The Republican tax plan that President Trump recently signed into law ended the federal government’s enforcement of the Affordable Care Act’s (ACA) individual mandate. Starting in tax season in 2020, people who were uninsured the previous year will no longer pay penalties on their federal income tax returns.
Happy 2018! We took a break over the holidays to restore ourselves and connect with family and community and hope you did, too. Health care advocates deserved time to celebrate and reflect after achieving monumental success in preventing the repeal of the Affordable Care Act and drastic cuts to Medicaid in 2017.
Trump administration has proposed a rule that would substantially increase the number of Americans who could be sold junk insurance in the form of “Association Health Plans,” or “AHPs.” This new and very dangerous step in the administration’s ongoing campaign to sabotage the Affordable Care Act could greatly reduce people’s access to essential health care, especially for those with preexisting conditions and older adults.
Update 12/20: Congress passed the tax plan and President Trump will sign it into law soon. Both the rushed, secretive process used to draft the bill and the bill itself are travesties.
The tax plan was written with such secrecy and speed that we probably won’t know all the details—and all the impact—for some time.
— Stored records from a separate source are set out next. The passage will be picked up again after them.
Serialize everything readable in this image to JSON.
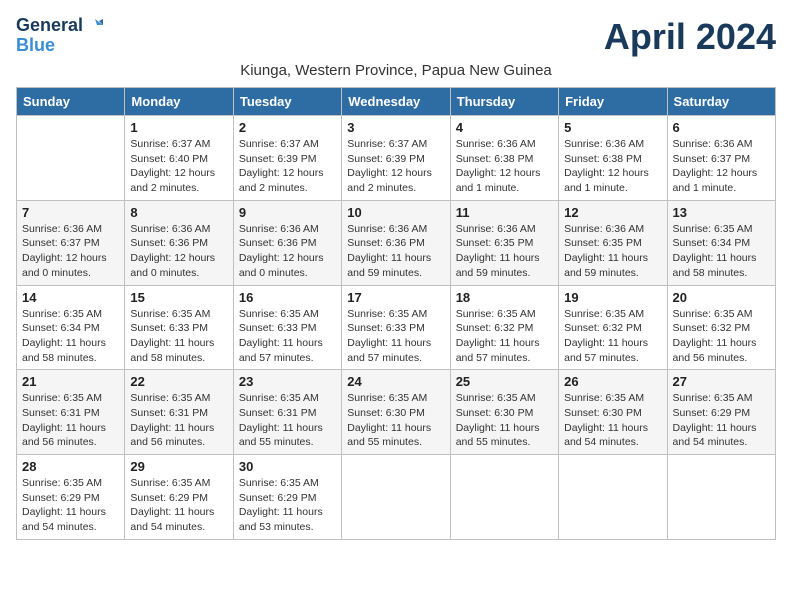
{
  "header": {
    "logo_line1": "General",
    "logo_line2": "Blue",
    "month_title": "April 2024",
    "subtitle": "Kiunga, Western Province, Papua New Guinea"
  },
  "days_of_week": [
    "Sunday",
    "Monday",
    "Tuesday",
    "Wednesday",
    "Thursday",
    "Friday",
    "Saturday"
  ],
  "weeks": [
    [
      {
        "day": "",
        "info": ""
      },
      {
        "day": "1",
        "info": "Sunrise: 6:37 AM\nSunset: 6:40 PM\nDaylight: 12 hours\nand 2 minutes."
      },
      {
        "day": "2",
        "info": "Sunrise: 6:37 AM\nSunset: 6:39 PM\nDaylight: 12 hours\nand 2 minutes."
      },
      {
        "day": "3",
        "info": "Sunrise: 6:37 AM\nSunset: 6:39 PM\nDaylight: 12 hours\nand 2 minutes."
      },
      {
        "day": "4",
        "info": "Sunrise: 6:36 AM\nSunset: 6:38 PM\nDaylight: 12 hours\nand 1 minute."
      },
      {
        "day": "5",
        "info": "Sunrise: 6:36 AM\nSunset: 6:38 PM\nDaylight: 12 hours\nand 1 minute."
      },
      {
        "day": "6",
        "info": "Sunrise: 6:36 AM\nSunset: 6:37 PM\nDaylight: 12 hours\nand 1 minute."
      }
    ],
    [
      {
        "day": "7",
        "info": "Sunrise: 6:36 AM\nSunset: 6:37 PM\nDaylight: 12 hours\nand 0 minutes."
      },
      {
        "day": "8",
        "info": "Sunrise: 6:36 AM\nSunset: 6:36 PM\nDaylight: 12 hours\nand 0 minutes."
      },
      {
        "day": "9",
        "info": "Sunrise: 6:36 AM\nSunset: 6:36 PM\nDaylight: 12 hours\nand 0 minutes."
      },
      {
        "day": "10",
        "info": "Sunrise: 6:36 AM\nSunset: 6:36 PM\nDaylight: 11 hours\nand 59 minutes."
      },
      {
        "day": "11",
        "info": "Sunrise: 6:36 AM\nSunset: 6:35 PM\nDaylight: 11 hours\nand 59 minutes."
      },
      {
        "day": "12",
        "info": "Sunrise: 6:36 AM\nSunset: 6:35 PM\nDaylight: 11 hours\nand 59 minutes."
      },
      {
        "day": "13",
        "info": "Sunrise: 6:35 AM\nSunset: 6:34 PM\nDaylight: 11 hours\nand 58 minutes."
      }
    ],
    [
      {
        "day": "14",
        "info": "Sunrise: 6:35 AM\nSunset: 6:34 PM\nDaylight: 11 hours\nand 58 minutes."
      },
      {
        "day": "15",
        "info": "Sunrise: 6:35 AM\nSunset: 6:33 PM\nDaylight: 11 hours\nand 58 minutes."
      },
      {
        "day": "16",
        "info": "Sunrise: 6:35 AM\nSunset: 6:33 PM\nDaylight: 11 hours\nand 57 minutes."
      },
      {
        "day": "17",
        "info": "Sunrise: 6:35 AM\nSunset: 6:33 PM\nDaylight: 11 hours\nand 57 minutes."
      },
      {
        "day": "18",
        "info": "Sunrise: 6:35 AM\nSunset: 6:32 PM\nDaylight: 11 hours\nand 57 minutes."
      },
      {
        "day": "19",
        "info": "Sunrise: 6:35 AM\nSunset: 6:32 PM\nDaylight: 11 hours\nand 57 minutes."
      },
      {
        "day": "20",
        "info": "Sunrise: 6:35 AM\nSunset: 6:32 PM\nDaylight: 11 hours\nand 56 minutes."
      }
    ],
    [
      {
        "day": "21",
        "info": "Sunrise: 6:35 AM\nSunset: 6:31 PM\nDaylight: 11 hours\nand 56 minutes."
      },
      {
        "day": "22",
        "info": "Sunrise: 6:35 AM\nSunset: 6:31 PM\nDaylight: 11 hours\nand 56 minutes."
      },
      {
        "day": "23",
        "info": "Sunrise: 6:35 AM\nSunset: 6:31 PM\nDaylight: 11 hours\nand 55 minutes."
      },
      {
        "day": "24",
        "info": "Sunrise: 6:35 AM\nSunset: 6:30 PM\nDaylight: 11 hours\nand 55 minutes."
      },
      {
        "day": "25",
        "info": "Sunrise: 6:35 AM\nSunset: 6:30 PM\nDaylight: 11 hours\nand 55 minutes."
      },
      {
        "day": "26",
        "info": "Sunrise: 6:35 AM\nSunset: 6:30 PM\nDaylight: 11 hours\nand 54 minutes."
      },
      {
        "day": "27",
        "info": "Sunrise: 6:35 AM\nSunset: 6:29 PM\nDaylight: 11 hours\nand 54 minutes."
      }
    ],
    [
      {
        "day": "28",
        "info": "Sunrise: 6:35 AM\nSunset: 6:29 PM\nDaylight: 11 hours\nand 54 minutes."
      },
      {
        "day": "29",
        "info": "Sunrise: 6:35 AM\nSunset: 6:29 PM\nDaylight: 11 hours\nand 54 minutes."
      },
      {
        "day": "30",
        "info": "Sunrise: 6:35 AM\nSunset: 6:29 PM\nDaylight: 11 hours\nand 53 minutes."
      },
      {
        "day": "",
        "info": ""
      },
      {
        "day": "",
        "info": ""
      },
      {
        "day": "",
        "info": ""
      },
      {
        "day": "",
        "info": ""
      }
    ]
  ]
}
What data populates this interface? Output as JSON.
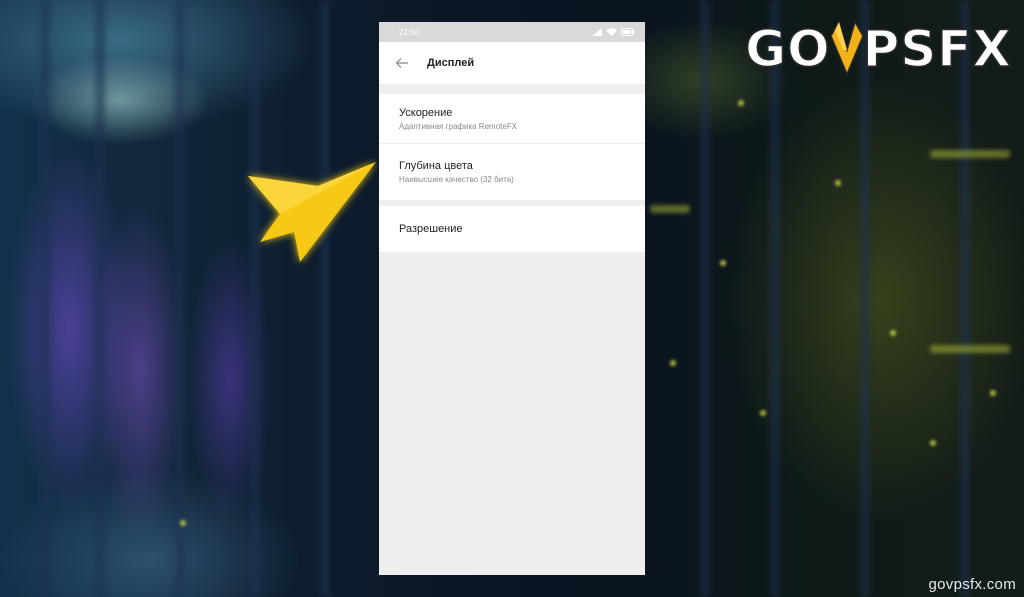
{
  "status_bar": {
    "time": "21:50"
  },
  "app_bar": {
    "title": "Дисплей"
  },
  "settings": [
    {
      "label": "Ускорение",
      "subtitle": "Адаптивная графика RemoteFX"
    },
    {
      "label": "Глубина цвета",
      "subtitle": "Наивысшее качество (32 бита)"
    },
    {
      "label": "Разрешение"
    }
  ],
  "branding": {
    "logo_left": "GO",
    "logo_right": "PSFX",
    "watermark": "govpsfx.com"
  },
  "colors": {
    "pointer": "#f6c915",
    "logo_v": "#f2b21a",
    "screen_bg": "#efefef"
  },
  "icons": [
    "back-arrow-icon",
    "signal-icon",
    "wifi-icon",
    "battery-icon",
    "pointer-arrow-icon"
  ]
}
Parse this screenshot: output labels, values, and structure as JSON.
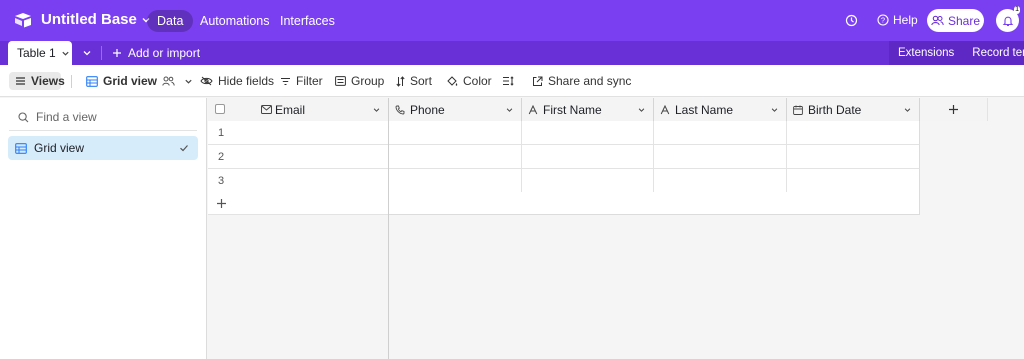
{
  "app": {
    "base_title": "Untitled Base",
    "nav_tabs": [
      {
        "label": "Data",
        "active": true
      },
      {
        "label": "Automations",
        "active": false
      },
      {
        "label": "Interfaces",
        "active": false
      }
    ],
    "help_label": "Help",
    "share_label": "Share",
    "notification_count": "1",
    "accent_color": "#7b3ff2"
  },
  "tabbar": {
    "table_tab_label": "Table 1",
    "add_import_label": "Add or import",
    "extensions_label": "Extensions",
    "record_templates_label": "Record templ"
  },
  "toolbar": {
    "views_label": "Views",
    "grid_view_label": "Grid view",
    "hide_fields_label": "Hide fields",
    "filter_label": "Filter",
    "group_label": "Group",
    "sort_label": "Sort",
    "color_label": "Color",
    "share_sync_label": "Share and sync"
  },
  "sidebar": {
    "find_placeholder": "Find a view",
    "views": [
      {
        "label": "Grid view",
        "selected": true
      }
    ]
  },
  "grid": {
    "columns": [
      {
        "label": "Email",
        "icon": "mail-icon"
      },
      {
        "label": "Phone",
        "icon": "phone-icon"
      },
      {
        "label": "First Name",
        "icon": "text-icon"
      },
      {
        "label": "Last Name",
        "icon": "text-icon"
      },
      {
        "label": "Birth Date",
        "icon": "calendar-icon"
      }
    ],
    "rows": [
      {
        "num": "1",
        "cells": [
          "",
          "",
          "",
          "",
          ""
        ]
      },
      {
        "num": "2",
        "cells": [
          "",
          "",
          "",
          "",
          ""
        ]
      },
      {
        "num": "3",
        "cells": [
          "",
          "",
          "",
          "",
          ""
        ]
      }
    ]
  }
}
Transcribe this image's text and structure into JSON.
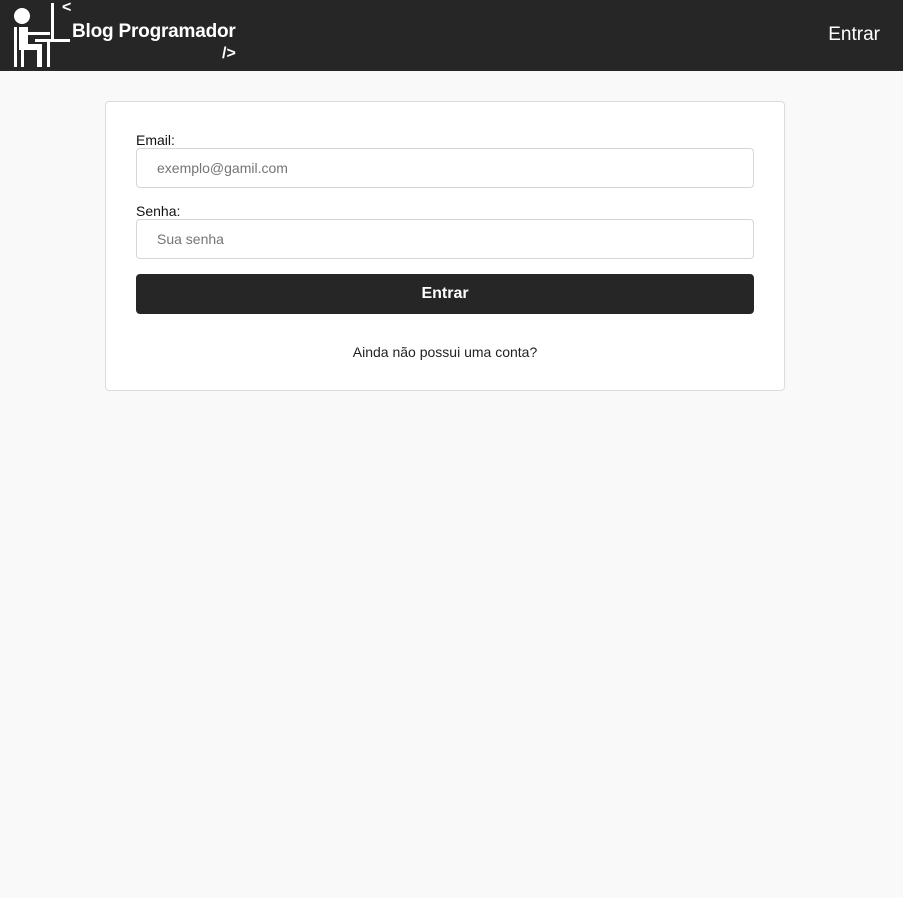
{
  "header": {
    "brand_open_tag": "<",
    "brand_name": "Blog Programador",
    "brand_close_tag": "/>",
    "nav_login": "Entrar"
  },
  "login_form": {
    "email_label": "Email:",
    "email_placeholder": "exemplo@gamil.com",
    "email_value": "",
    "password_label": "Senha:",
    "password_placeholder": "Sua senha",
    "password_value": "",
    "submit_label": "Entrar",
    "signup_link": "Ainda não possui uma conta?"
  },
  "icons": {
    "logo": "programmer-at-desk-icon"
  },
  "colors": {
    "header_bg": "#262626",
    "page_bg": "#f9f9f9",
    "button_bg": "#262626",
    "text_light": "#ffffff"
  }
}
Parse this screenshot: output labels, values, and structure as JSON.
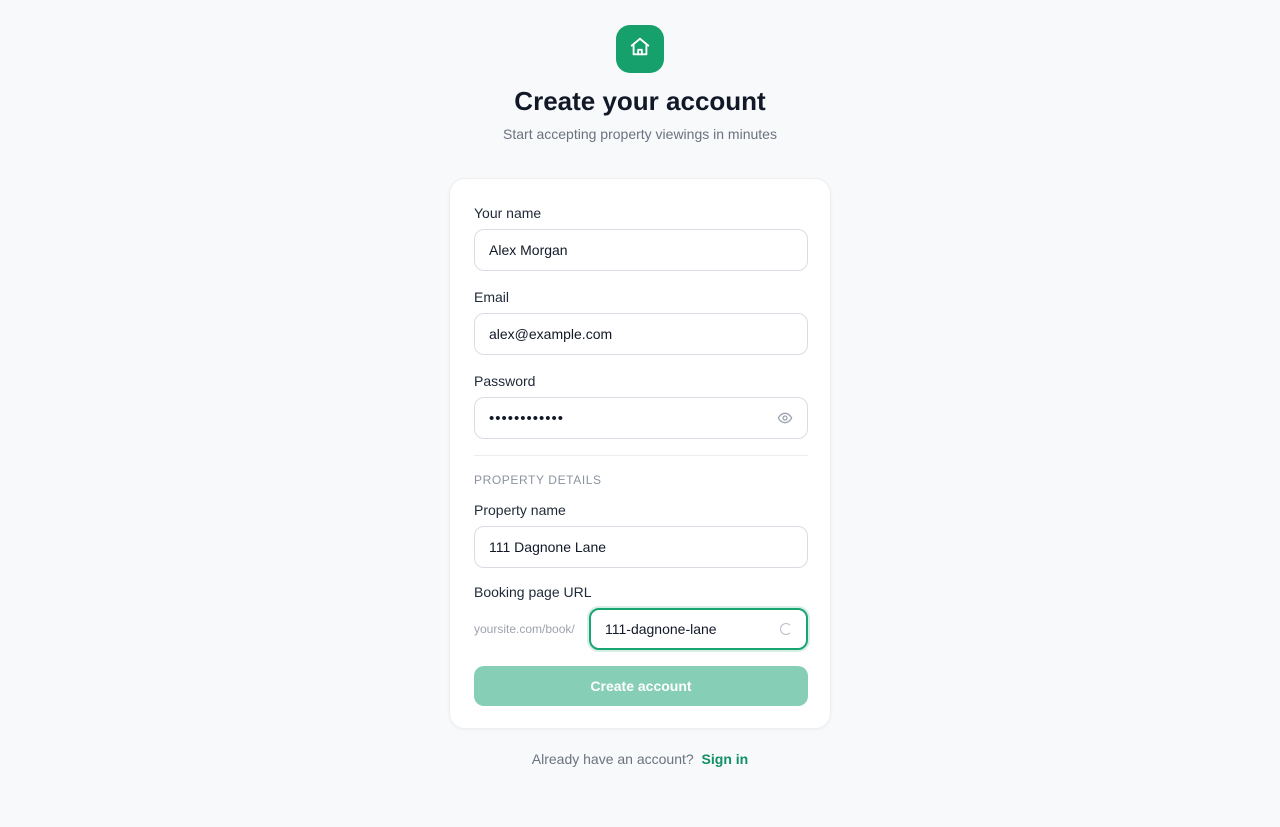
{
  "header": {
    "logo_icon": "home-icon",
    "brand_color": "#16a06b",
    "title": "Create your account",
    "subtitle": "Start accepting property viewings in minutes"
  },
  "form": {
    "name": {
      "label": "Your name",
      "value": "Alex Morgan"
    },
    "email": {
      "label": "Email",
      "value": "alex@example.com"
    },
    "password": {
      "label": "Password",
      "value": "••••••••••••",
      "toggle_icon": "eye-icon"
    },
    "property_section": {
      "title": "PROPERTY DETAILS"
    },
    "property_name": {
      "label": "Property name",
      "value": "111 Dagnone Lane"
    },
    "booking_url": {
      "label": "Booking page URL",
      "prefix": "yoursite.com/book/",
      "value": "111-dagnone-lane",
      "status_icon": "loading-spinner-icon"
    },
    "submit_label": "Create account",
    "submit_color": "#86cfb6"
  },
  "footer": {
    "prompt": "Already have an account?",
    "link": "Sign in",
    "link_color": "#119063"
  }
}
But one thing is certain: If passed, it will gut health coverage for millions and set the stage for massive cuts to Medicaid, Medicare, and the Affordable Care Act.
The Avalere Study of the Impact of Murray-Alexander and Collins-Nelson Bills on Insurance Premiums: What It Says and Does Not Say
Why restoring cost-sharing reduction payments and funding two years of reinsurance payments won't be enough to counter the devastating impact of the tax bill on health insurance.
Republicans in Congress are rushing through a tax plan that repeals a key provision of the Affordable Care Act: the individual mandate. But even if lawmakers drop the repeal of the individual mandate from the final tax package, tax reform will lead to huge cuts to health care. Health care consumers and their advocates thus need to pay careful attention to the tax debate.
Senator Murkowski just endorsed a policy that would repeal the Affordable Care Act coverage for 13 million people. Unfortunately, in addition to causing millions to lose coverage, this policy will make premiums go higher, not lower.
In the 2017 elections, Maine voters took control at the ballot box to expand health care coverage under the Affordable Care Act's Medicaid expansion. The decisive win--with nearly 60 percent of the vote-- shows the popular support for Medicaid expansion in Maine, where the governor has vetoed the state legislature's repeated efforts to expand coverage.
The lesson of the campaign will be shared in the coming year with other states like Utah and Idaho, where ballot initiatives give voters a chance to move Medicaid expansion efforts ahead after years of stalling by conservative policymakers.
Mostly by granting huge tax breaks to the wealthy and large corporations, the new tax bill would increase the federal deficit by more than $1 trillion over the next 10 years.
If a tax bill that explodes the deficit becomes law, it will set the stage for massive cuts to health programs like Medicaid, marketplace financial assistance, and Medicare. Health care consumers and their advocates thus need to pay careful attention to the tax debate.
Last week, Republican Sen. Lamar Alexander and Democrat Sen. Patty Murray introduced new legislation that represents a constructive, bipartisan step toward strengthening health care. With 24 cosponsors so far, the bill is a bipartisan package of so-called “stabilization" measures to support the individual and small group health insurance marketplaces.